BBC3: Saturday 5 September, 9.30pm
President Morgan Freeman (ten years before Barack Obama!) has tough decisions to take when a 7-mile long asteroid is discovered on a collision course with Earth. Unlike the disreputable and exciting Armageddon, Deep Impact takes a long and thoughtful look at the unthinkable. The militaristic nukes-in-space stuff doesn’t work and the powers-that-be decide that the American way of life is worth preserving in an elaborate (and highly selective) underground cave.
They would think that, wouldn’t they? Those not chosen to survive riot in the streets, which seems a reasonable enough response. Executive producer Steven Spielberg’s brief was When Worlds Collide. The cataclysmic nature of the story is softened in a series of ‘human interest’ subplots, which somewhat betray director Mimi Leder’s grounding in television. These prolong the suspense but – own up – we’re all waiting to see what a 1000ft tidal wave looks like. It looks terrifying.
Ms Leder doesn’t have any interest in or knowledge of sci-fi; she prepared by looking at On the Beach, a film she loves. Trusted by Spielberg for her work on E.R., Leder had directed DreamWorks’ first feature, The Peacemaker (1997). She returned to TV directing after the modest returns of Pay It Forward in 2000. (Her only other subsequent feature was Thick as Thieves in 2009, reuniting her with Morgan Freeman.) It’s probably no surprise that Deep Impact looks a bit like the post-nuclear holocaust TV drama The Day After, although the acting is a good deal better. Freeman, of course, conveys dignity and authority as the president.

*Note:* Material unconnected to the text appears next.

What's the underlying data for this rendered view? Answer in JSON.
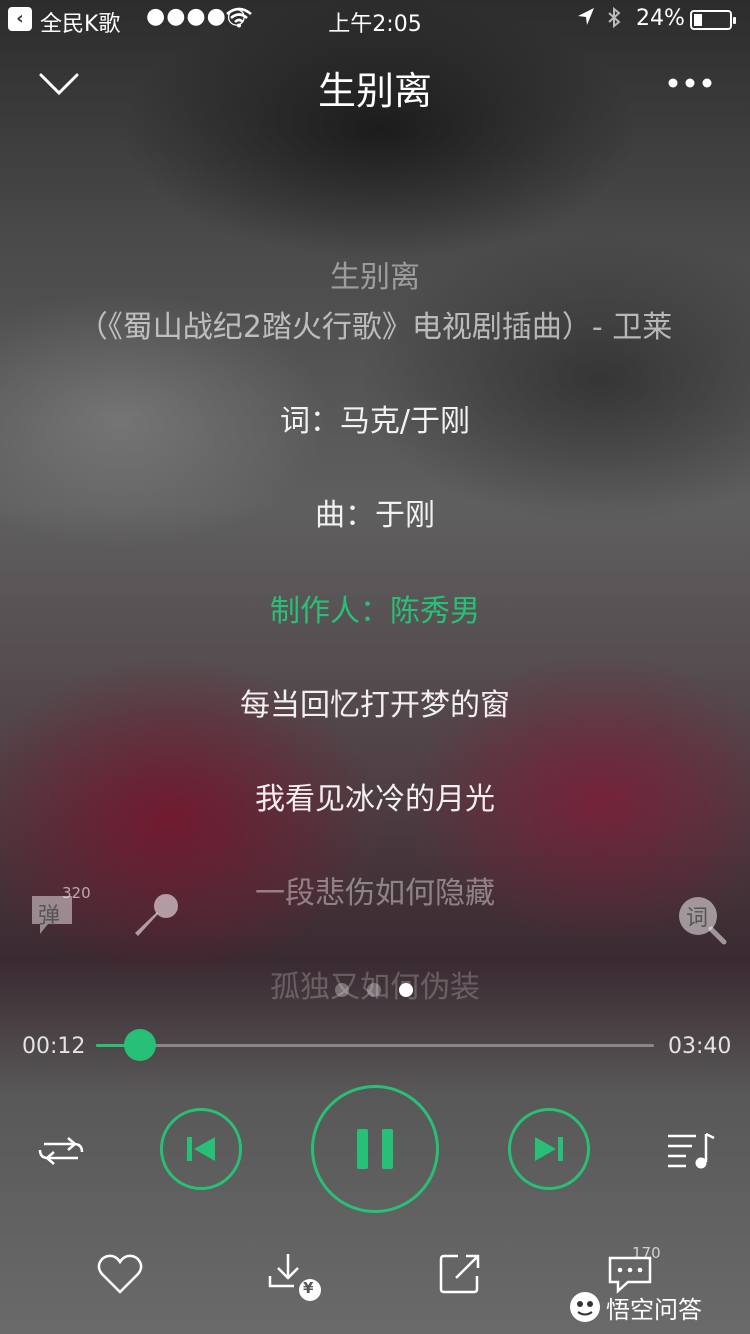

The brittle Téa Leoni is an unsympathetic lead as the journalist who tells resigning politician James Cromwell ‘we know everything’. “Nobody knows everything,” says Cromwell. In fact, Leoni knows nothing. She mishears E.L.E (extinction level event) as ‘Ellie’, the name of a supposed mistress. Mary McCormack fares better as the only female of the doomed rocket crew: “Look on the bright side – we’ll all have highschools named after us.” And Robert Duvall embodies the spirit of decency and self-sacrifice that marks this picture as utterly different from the rough-hewn antics of Armageddon. There’s an emotional core to this film and it doesn’t just emanate from James Horner’s heroic music.